_Required work:_ Repeat the data exactly, every last line of it.

Start of Data provided

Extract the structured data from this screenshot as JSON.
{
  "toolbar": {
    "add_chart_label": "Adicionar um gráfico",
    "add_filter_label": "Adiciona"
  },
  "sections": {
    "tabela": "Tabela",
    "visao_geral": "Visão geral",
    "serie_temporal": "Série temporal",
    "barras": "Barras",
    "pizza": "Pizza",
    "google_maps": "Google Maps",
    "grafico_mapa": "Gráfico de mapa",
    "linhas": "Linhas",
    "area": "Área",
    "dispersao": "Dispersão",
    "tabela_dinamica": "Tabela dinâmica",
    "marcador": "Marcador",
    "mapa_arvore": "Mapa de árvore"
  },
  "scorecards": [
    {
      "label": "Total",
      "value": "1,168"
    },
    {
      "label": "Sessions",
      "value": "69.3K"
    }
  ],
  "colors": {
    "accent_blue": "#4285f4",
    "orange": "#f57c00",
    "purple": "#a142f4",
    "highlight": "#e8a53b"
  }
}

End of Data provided

_Response to the exercise:_
Extract the structured data from this screenshot as JSON.
{
  "toolbar": {
    "add_chart_label": "Adicionar um gráfico",
    "add_filter_label": "Adiciona"
  },
  "sections": {
    "tabela": "Tabela",
    "visao_geral": "Visão geral",
    "serie_temporal": "Série temporal",
    "barras": "Barras",
    "pizza": "Pizza",
    "google_maps": "Google Maps",
    "grafico_mapa": "Gráfico de mapa",
    "linhas": "Linhas",
    "area": "Área",
    "dispersao": "Dispersão",
    "tabela_dinamica": "Tabela dinâmica",
    "marcador": "Marcador",
    "mapa_arvore": "Mapa de árvore"
  },
  "scorecards": [
    {
      "label": "Total",
      "value": "1,168"
    },
    {
      "label": "Sessions",
      "value": "69.3K"
    }
  ],
  "colors": {
    "accent_blue": "#4285f4",
    "orange": "#f57c00",
    "purple": "#a142f4",
    "highlight": "#e8a53b"
  }
}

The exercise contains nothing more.